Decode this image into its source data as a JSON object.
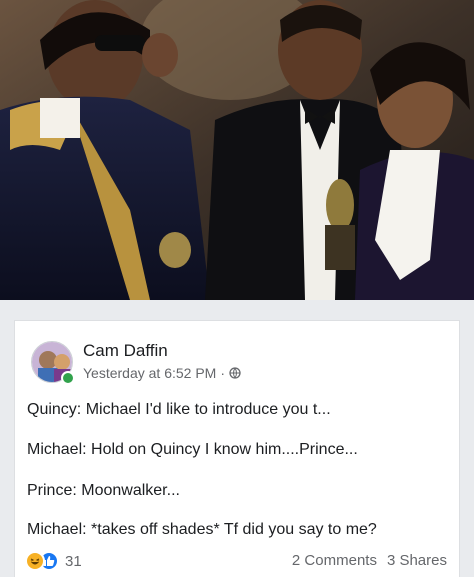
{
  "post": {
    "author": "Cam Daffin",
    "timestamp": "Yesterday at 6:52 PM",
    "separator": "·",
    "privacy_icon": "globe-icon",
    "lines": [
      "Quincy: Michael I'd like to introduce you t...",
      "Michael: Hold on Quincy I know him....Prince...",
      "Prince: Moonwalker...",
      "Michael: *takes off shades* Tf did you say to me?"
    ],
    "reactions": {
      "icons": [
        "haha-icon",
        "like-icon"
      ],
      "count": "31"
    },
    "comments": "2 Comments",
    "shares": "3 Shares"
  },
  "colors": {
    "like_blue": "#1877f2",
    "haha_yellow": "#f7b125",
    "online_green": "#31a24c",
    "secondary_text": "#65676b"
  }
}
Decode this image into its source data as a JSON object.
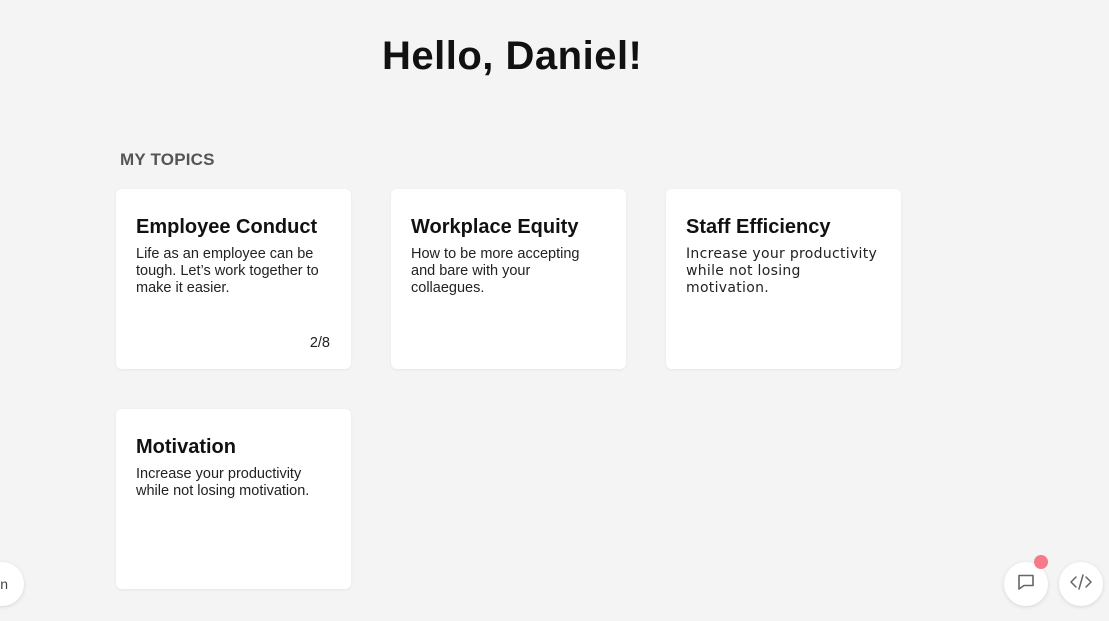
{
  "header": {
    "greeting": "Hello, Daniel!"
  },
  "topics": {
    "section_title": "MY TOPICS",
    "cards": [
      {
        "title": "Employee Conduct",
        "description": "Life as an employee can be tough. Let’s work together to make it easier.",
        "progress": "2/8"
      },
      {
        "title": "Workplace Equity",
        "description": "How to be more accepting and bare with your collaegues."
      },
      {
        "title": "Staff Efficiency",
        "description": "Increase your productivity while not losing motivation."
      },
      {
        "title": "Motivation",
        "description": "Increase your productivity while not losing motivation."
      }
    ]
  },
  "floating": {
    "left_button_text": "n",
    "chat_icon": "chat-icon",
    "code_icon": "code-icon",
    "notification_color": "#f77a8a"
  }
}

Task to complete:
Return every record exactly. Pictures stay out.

Written response:
Decode this image into its source data as a JSON object.
{
  "post": {
    "author": "Cam Daffin",
    "timestamp": "Yesterday at 6:52 PM",
    "separator": "·",
    "privacy_icon": "globe-icon",
    "lines": [
      "Quincy: Michael I'd like to introduce you t...",
      "Michael: Hold on Quincy I know him....Prince...",
      "Prince: Moonwalker...",
      "Michael: *takes off shades* Tf did you say to me?"
    ],
    "reactions": {
      "icons": [
        "haha-icon",
        "like-icon"
      ],
      "count": "31"
    },
    "comments": "2 Comments",
    "shares": "3 Shares"
  },
  "colors": {
    "like_blue": "#1877f2",
    "haha_yellow": "#f7b125",
    "online_green": "#31a24c",
    "secondary_text": "#65676b"
  }
}
Decode this image into its source data as a JSON object.
{
  "header": {
    "greeting": "Hello, Daniel!"
  },
  "topics": {
    "section_title": "MY TOPICS",
    "cards": [
      {
        "title": "Employee Conduct",
        "description": "Life as an employee can be tough. Let’s work together to make it easier.",
        "progress": "2/8"
      },
      {
        "title": "Workplace Equity",
        "description": "How to be more accepting and bare with your collaegues."
      },
      {
        "title": "Staff Efficiency",
        "description": "Increase your productivity while not losing motivation."
      },
      {
        "title": "Motivation",
        "description": "Increase your productivity while not losing motivation."
      }
    ]
  },
  "floating": {
    "left_button_text": "n",
    "chat_icon": "chat-icon",
    "code_icon": "code-icon",
    "notification_color": "#f77a8a"
  }
}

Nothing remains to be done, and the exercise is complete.